**Your objective:** Each entry below should be printed exactly, with every image left out.

BEGIN

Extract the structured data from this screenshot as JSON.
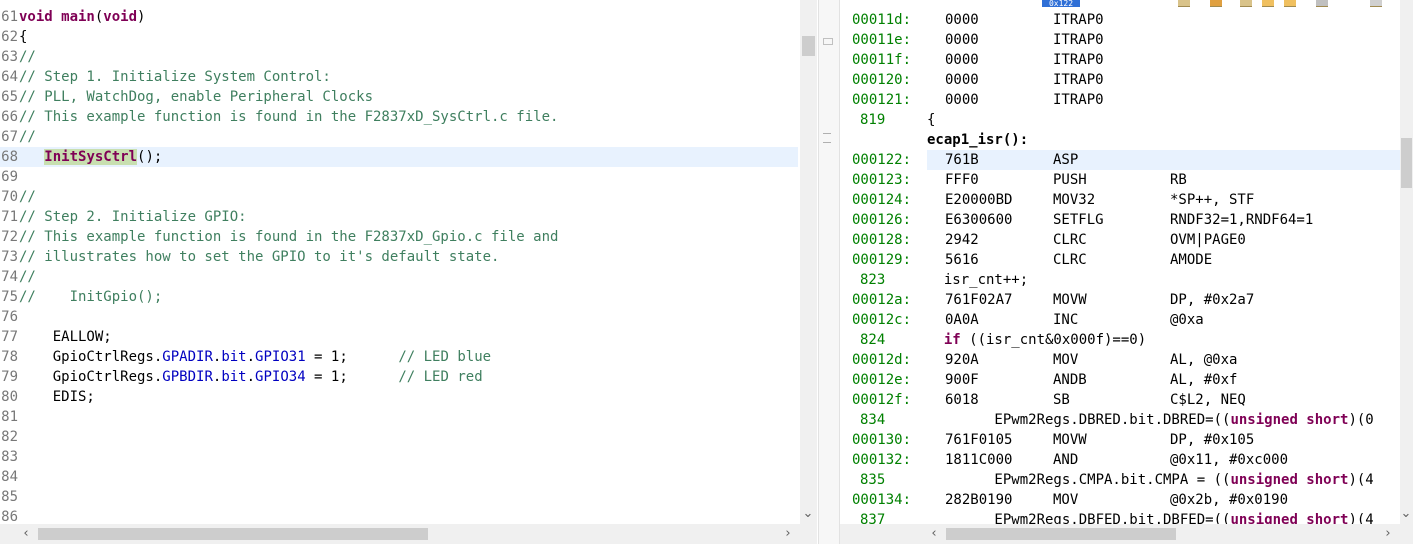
{
  "editor": {
    "lines": [
      {
        "num": "61",
        "parts": [
          {
            "t": "void main",
            "c": "kw"
          },
          {
            "t": "(",
            "c": ""
          },
          {
            "t": "void",
            "c": "kw"
          },
          {
            "t": ")",
            "c": ""
          }
        ]
      },
      {
        "num": "62",
        "parts": [
          {
            "t": "{",
            "c": ""
          }
        ]
      },
      {
        "num": "63",
        "parts": [
          {
            "t": "//",
            "c": "cmt"
          }
        ]
      },
      {
        "num": "64",
        "parts": [
          {
            "t": "// Step 1. Initialize System Control:",
            "c": "cmt"
          }
        ]
      },
      {
        "num": "65",
        "parts": [
          {
            "t": "// PLL, WatchDog, enable Peripheral Clocks",
            "c": "cmt"
          }
        ]
      },
      {
        "num": "66",
        "parts": [
          {
            "t": "// This example function is found in the F2837xD_SysCtrl.c file.",
            "c": "cmt"
          }
        ]
      },
      {
        "num": "67",
        "parts": [
          {
            "t": "//",
            "c": "cmt"
          }
        ]
      },
      {
        "num": "68",
        "parts": [
          {
            "t": "   ",
            "c": ""
          },
          {
            "t": "InitSysCtrl",
            "c": "hl-fn"
          },
          {
            "t": "();",
            "c": ""
          }
        ],
        "highlight": true
      },
      {
        "num": "69",
        "parts": []
      },
      {
        "num": "70",
        "parts": [
          {
            "t": "//",
            "c": "cmt"
          }
        ]
      },
      {
        "num": "71",
        "parts": [
          {
            "t": "// Step 2. Initialize GPIO:",
            "c": "cmt"
          }
        ]
      },
      {
        "num": "72",
        "parts": [
          {
            "t": "// This example function is found in the F2837xD_Gpio.c file and",
            "c": "cmt"
          }
        ]
      },
      {
        "num": "73",
        "parts": [
          {
            "t": "// illustrates how to set the GPIO to it's default state.",
            "c": "cmt"
          }
        ]
      },
      {
        "num": "74",
        "parts": [
          {
            "t": "//",
            "c": "cmt"
          }
        ]
      },
      {
        "num": "75",
        "parts": [
          {
            "t": "//    InitGpio();",
            "c": "cmt"
          }
        ]
      },
      {
        "num": "76",
        "parts": []
      },
      {
        "num": "77",
        "parts": [
          {
            "t": "    EALLOW;",
            "c": ""
          }
        ]
      },
      {
        "num": "78",
        "parts": [
          {
            "t": "    GpioCtrlRegs.",
            "c": ""
          },
          {
            "t": "GPADIR",
            "c": "fld"
          },
          {
            "t": ".",
            "c": ""
          },
          {
            "t": "bit",
            "c": "fld"
          },
          {
            "t": ".",
            "c": ""
          },
          {
            "t": "GPIO31",
            "c": "fld"
          },
          {
            "t": " = 1;      ",
            "c": ""
          },
          {
            "t": "// LED blue",
            "c": "cmt"
          }
        ]
      },
      {
        "num": "79",
        "parts": [
          {
            "t": "    GpioCtrlRegs.",
            "c": ""
          },
          {
            "t": "GPBDIR",
            "c": "fld"
          },
          {
            "t": ".",
            "c": ""
          },
          {
            "t": "bit",
            "c": "fld"
          },
          {
            "t": ".",
            "c": ""
          },
          {
            "t": "GPIO34",
            "c": "fld"
          },
          {
            "t": " = 1;      ",
            "c": ""
          },
          {
            "t": "// LED red",
            "c": "cmt"
          }
        ]
      },
      {
        "num": "80",
        "parts": [
          {
            "t": "    EDIS;",
            "c": ""
          }
        ]
      },
      {
        "num": "81",
        "parts": []
      },
      {
        "num": "82",
        "parts": []
      },
      {
        "num": "83",
        "parts": []
      },
      {
        "num": "84",
        "parts": []
      },
      {
        "num": "85",
        "parts": []
      },
      {
        "num": "86",
        "parts": []
      }
    ]
  },
  "disassembly": {
    "header_address": "0x122",
    "rows": [
      {
        "kind": "asm",
        "addr": "00011d:",
        "op": "0000",
        "mn": "ITRAP0",
        "args": ""
      },
      {
        "kind": "asm",
        "addr": "00011e:",
        "op": "0000",
        "mn": "ITRAP0",
        "args": ""
      },
      {
        "kind": "asm",
        "addr": "00011f:",
        "op": "0000",
        "mn": "ITRAP0",
        "args": ""
      },
      {
        "kind": "asm",
        "addr": "000120:",
        "op": "0000",
        "mn": "ITRAP0",
        "args": ""
      },
      {
        "kind": "asm",
        "addr": "000121:",
        "op": "0000",
        "mn": "ITRAP0",
        "args": ""
      },
      {
        "kind": "src",
        "num": "819",
        "text": "{"
      },
      {
        "kind": "label",
        "text": "ecap1_isr():"
      },
      {
        "kind": "asm",
        "addr": "000122:",
        "op": "761B",
        "mn": "ASP",
        "args": "",
        "highlight": true
      },
      {
        "kind": "asm",
        "addr": "000123:",
        "op": "FFF0",
        "mn": "PUSH",
        "args": "RB"
      },
      {
        "kind": "asm",
        "addr": "000124:",
        "op": "E20000BD",
        "mn": "MOV32",
        "args": "*SP++, STF"
      },
      {
        "kind": "asm",
        "addr": "000126:",
        "op": "E6300600",
        "mn": "SETFLG",
        "args": "RNDF32=1,RNDF64=1"
      },
      {
        "kind": "asm",
        "addr": "000128:",
        "op": "2942",
        "mn": "CLRC",
        "args": "OVM|PAGE0"
      },
      {
        "kind": "asm",
        "addr": "000129:",
        "op": "5616",
        "mn": "CLRC",
        "args": "AMODE"
      },
      {
        "kind": "src",
        "num": "823",
        "text": "  isr_cnt++;"
      },
      {
        "kind": "asm",
        "addr": "00012a:",
        "op": "761F02A7",
        "mn": "MOVW",
        "args": "DP, #0x2a7"
      },
      {
        "kind": "asm",
        "addr": "00012c:",
        "op": "0A0A",
        "mn": "INC",
        "args": "@0xa"
      },
      {
        "kind": "src",
        "num": "824",
        "text": "  if ((isr_cnt&0x000f)==0)",
        "kw": "if"
      },
      {
        "kind": "asm",
        "addr": "00012d:",
        "op": "920A",
        "mn": "MOV",
        "args": "AL, @0xa"
      },
      {
        "kind": "asm",
        "addr": "00012e:",
        "op": "900F",
        "mn": "ANDB",
        "args": "AL, #0xf"
      },
      {
        "kind": "asm",
        "addr": "00012f:",
        "op": "6018",
        "mn": "SB",
        "args": "C$L2, NEQ"
      },
      {
        "kind": "src",
        "num": "834",
        "text": "        EPwm2Regs.DBRED.bit.DBRED=((unsigned short)(0"
      },
      {
        "kind": "asm",
        "addr": "000130:",
        "op": "761F0105",
        "mn": "MOVW",
        "args": "DP, #0x105"
      },
      {
        "kind": "asm",
        "addr": "000132:",
        "op": "1811C000",
        "mn": "AND",
        "args": "@0x11, #0xc000"
      },
      {
        "kind": "src",
        "num": "835",
        "text": "        EPwm2Regs.CMPA.bit.CMPA = ((unsigned short)(4"
      },
      {
        "kind": "asm",
        "addr": "000134:",
        "op": "282B0190",
        "mn": "MOV",
        "args": "@0x2b, #0x0190"
      },
      {
        "kind": "src",
        "num": "837",
        "text": "        EPwm2Regs.DBFED.bit.DBFED=((unsigned short)(4"
      }
    ]
  },
  "colors": {
    "comment": "#3f7f5f",
    "keyword": "#7f0055",
    "field": "#0000c0",
    "address": "#008000",
    "line_highlight": "#e8f2fe",
    "breakpoint_fn": "#c8dfb0"
  }
}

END

**Solution:**
Extract the structured data from this screenshot as JSON.
{
  "editor": {
    "lines": [
      {
        "num": "61",
        "parts": [
          {
            "t": "void main",
            "c": "kw"
          },
          {
            "t": "(",
            "c": ""
          },
          {
            "t": "void",
            "c": "kw"
          },
          {
            "t": ")",
            "c": ""
          }
        ]
      },
      {
        "num": "62",
        "parts": [
          {
            "t": "{",
            "c": ""
          }
        ]
      },
      {
        "num": "63",
        "parts": [
          {
            "t": "//",
            "c": "cmt"
          }
        ]
      },
      {
        "num": "64",
        "parts": [
          {
            "t": "// Step 1. Initialize System Control:",
            "c": "cmt"
          }
        ]
      },
      {
        "num": "65",
        "parts": [
          {
            "t": "// PLL, WatchDog, enable Peripheral Clocks",
            "c": "cmt"
          }
        ]
      },
      {
        "num": "66",
        "parts": [
          {
            "t": "// This example function is found in the F2837xD_SysCtrl.c file.",
            "c": "cmt"
          }
        ]
      },
      {
        "num": "67",
        "parts": [
          {
            "t": "//",
            "c": "cmt"
          }
        ]
      },
      {
        "num": "68",
        "parts": [
          {
            "t": "   ",
            "c": ""
          },
          {
            "t": "InitSysCtrl",
            "c": "hl-fn"
          },
          {
            "t": "();",
            "c": ""
          }
        ],
        "highlight": true
      },
      {
        "num": "69",
        "parts": []
      },
      {
        "num": "70",
        "parts": [
          {
            "t": "//",
            "c": "cmt"
          }
        ]
      },
      {
        "num": "71",
        "parts": [
          {
            "t": "// Step 2. Initialize GPIO:",
            "c": "cmt"
          }
        ]
      },
      {
        "num": "72",
        "parts": [
          {
            "t": "// This example function is found in the F2837xD_Gpio.c file and",
            "c": "cmt"
          }
        ]
      },
      {
        "num": "73",
        "parts": [
          {
            "t": "// illustrates how to set the GPIO to it's default state.",
            "c": "cmt"
          }
        ]
      },
      {
        "num": "74",
        "parts": [
          {
            "t": "//",
            "c": "cmt"
          }
        ]
      },
      {
        "num": "75",
        "parts": [
          {
            "t": "//    InitGpio();",
            "c": "cmt"
          }
        ]
      },
      {
        "num": "76",
        "parts": []
      },
      {
        "num": "77",
        "parts": [
          {
            "t": "    EALLOW;",
            "c": ""
          }
        ]
      },
      {
        "num": "78",
        "parts": [
          {
            "t": "    GpioCtrlRegs.",
            "c": ""
          },
          {
            "t": "GPADIR",
            "c": "fld"
          },
          {
            "t": ".",
            "c": ""
          },
          {
            "t": "bit",
            "c": "fld"
          },
          {
            "t": ".",
            "c": ""
          },
          {
            "t": "GPIO31",
            "c": "fld"
          },
          {
            "t": " = 1;      ",
            "c": ""
          },
          {
            "t": "// LED blue",
            "c": "cmt"
          }
        ]
      },
      {
        "num": "79",
        "parts": [
          {
            "t": "    GpioCtrlRegs.",
            "c": ""
          },
          {
            "t": "GPBDIR",
            "c": "fld"
          },
          {
            "t": ".",
            "c": ""
          },
          {
            "t": "bit",
            "c": "fld"
          },
          {
            "t": ".",
            "c": ""
          },
          {
            "t": "GPIO34",
            "c": "fld"
          },
          {
            "t": " = 1;      ",
            "c": ""
          },
          {
            "t": "// LED red",
            "c": "cmt"
          }
        ]
      },
      {
        "num": "80",
        "parts": [
          {
            "t": "    EDIS;",
            "c": ""
          }
        ]
      },
      {
        "num": "81",
        "parts": []
      },
      {
        "num": "82",
        "parts": []
      },
      {
        "num": "83",
        "parts": []
      },
      {
        "num": "84",
        "parts": []
      },
      {
        "num": "85",
        "parts": []
      },
      {
        "num": "86",
        "parts": []
      }
    ]
  },
  "disassembly": {
    "header_address": "0x122",
    "rows": [
      {
        "kind": "asm",
        "addr": "00011d:",
        "op": "0000",
        "mn": "ITRAP0",
        "args": ""
      },
      {
        "kind": "asm",
        "addr": "00011e:",
        "op": "0000",
        "mn": "ITRAP0",
        "args": ""
      },
      {
        "kind": "asm",
        "addr": "00011f:",
        "op": "0000",
        "mn": "ITRAP0",
        "args": ""
      },
      {
        "kind": "asm",
        "addr": "000120:",
        "op": "0000",
        "mn": "ITRAP0",
        "args": ""
      },
      {
        "kind": "asm",
        "addr": "000121:",
        "op": "0000",
        "mn": "ITRAP0",
        "args": ""
      },
      {
        "kind": "src",
        "num": "819",
        "text": "{"
      },
      {
        "kind": "label",
        "text": "ecap1_isr():"
      },
      {
        "kind": "asm",
        "addr": "000122:",
        "op": "761B",
        "mn": "ASP",
        "args": "",
        "highlight": true
      },
      {
        "kind": "asm",
        "addr": "000123:",
        "op": "FFF0",
        "mn": "PUSH",
        "args": "RB"
      },
      {
        "kind": "asm",
        "addr": "000124:",
        "op": "E20000BD",
        "mn": "MOV32",
        "args": "*SP++, STF"
      },
      {
        "kind": "asm",
        "addr": "000126:",
        "op": "E6300600",
        "mn": "SETFLG",
        "args": "RNDF32=1,RNDF64=1"
      },
      {
        "kind": "asm",
        "addr": "000128:",
        "op": "2942",
        "mn": "CLRC",
        "args": "OVM|PAGE0"
      },
      {
        "kind": "asm",
        "addr": "000129:",
        "op": "5616",
        "mn": "CLRC",
        "args": "AMODE"
      },
      {
        "kind": "src",
        "num": "823",
        "text": "  isr_cnt++;"
      },
      {
        "kind": "asm",
        "addr": "00012a:",
        "op": "761F02A7",
        "mn": "MOVW",
        "args": "DP, #0x2a7"
      },
      {
        "kind": "asm",
        "addr": "00012c:",
        "op": "0A0A",
        "mn": "INC",
        "args": "@0xa"
      },
      {
        "kind": "src",
        "num": "824",
        "text": "  if ((isr_cnt&0x000f)==0)",
        "kw": "if"
      },
      {
        "kind": "asm",
        "addr": "00012d:",
        "op": "920A",
        "mn": "MOV",
        "args": "AL, @0xa"
      },
      {
        "kind": "asm",
        "addr": "00012e:",
        "op": "900F",
        "mn": "ANDB",
        "args": "AL, #0xf"
      },
      {
        "kind": "asm",
        "addr": "00012f:",
        "op": "6018",
        "mn": "SB",
        "args": "C$L2, NEQ"
      },
      {
        "kind": "src",
        "num": "834",
        "text": "        EPwm2Regs.DBRED.bit.DBRED=((unsigned short)(0"
      },
      {
        "kind": "asm",
        "addr": "000130:",
        "op": "761F0105",
        "mn": "MOVW",
        "args": "DP, #0x105"
      },
      {
        "kind": "asm",
        "addr": "000132:",
        "op": "1811C000",
        "mn": "AND",
        "args": "@0x11, #0xc000"
      },
      {
        "kind": "src",
        "num": "835",
        "text": "        EPwm2Regs.CMPA.bit.CMPA = ((unsigned short)(4"
      },
      {
        "kind": "asm",
        "addr": "000134:",
        "op": "282B0190",
        "mn": "MOV",
        "args": "@0x2b, #0x0190"
      },
      {
        "kind": "src",
        "num": "837",
        "text": "        EPwm2Regs.DBFED.bit.DBFED=((unsigned short)(4"
      }
    ]
  },
  "colors": {
    "comment": "#3f7f5f",
    "keyword": "#7f0055",
    "field": "#0000c0",
    "address": "#008000",
    "line_highlight": "#e8f2fe",
    "breakpoint_fn": "#c8dfb0"
  }
}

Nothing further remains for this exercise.